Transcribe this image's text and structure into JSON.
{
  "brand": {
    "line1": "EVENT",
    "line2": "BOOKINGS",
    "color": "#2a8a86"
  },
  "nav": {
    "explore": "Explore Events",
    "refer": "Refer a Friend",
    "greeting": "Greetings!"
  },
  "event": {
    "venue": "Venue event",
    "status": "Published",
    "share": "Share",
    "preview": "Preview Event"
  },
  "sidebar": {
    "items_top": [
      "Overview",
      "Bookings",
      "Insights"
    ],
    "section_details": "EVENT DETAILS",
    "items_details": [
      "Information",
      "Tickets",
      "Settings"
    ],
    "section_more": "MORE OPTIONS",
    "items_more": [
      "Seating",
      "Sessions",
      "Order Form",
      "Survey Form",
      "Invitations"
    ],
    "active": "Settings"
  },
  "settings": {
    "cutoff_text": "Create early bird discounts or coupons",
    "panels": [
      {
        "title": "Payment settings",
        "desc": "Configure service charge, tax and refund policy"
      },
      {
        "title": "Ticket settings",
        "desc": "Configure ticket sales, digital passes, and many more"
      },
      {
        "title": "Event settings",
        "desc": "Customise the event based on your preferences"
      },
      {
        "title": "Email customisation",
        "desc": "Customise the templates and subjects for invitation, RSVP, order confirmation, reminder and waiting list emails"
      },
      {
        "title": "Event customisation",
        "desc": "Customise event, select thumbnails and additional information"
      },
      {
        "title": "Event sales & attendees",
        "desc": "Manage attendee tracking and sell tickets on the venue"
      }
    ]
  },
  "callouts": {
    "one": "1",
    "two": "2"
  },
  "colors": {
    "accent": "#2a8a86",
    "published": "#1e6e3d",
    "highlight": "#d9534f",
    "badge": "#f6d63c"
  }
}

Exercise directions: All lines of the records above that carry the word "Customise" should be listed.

Answer to the problem:
        "desc": "Customise the event based on your preferences"
        "desc": "Customise the templates and subjects for invitation, RSVP, order confirmation, reminder and waiting list emails"
        "desc": "Customise event, select thumbnails and additional information"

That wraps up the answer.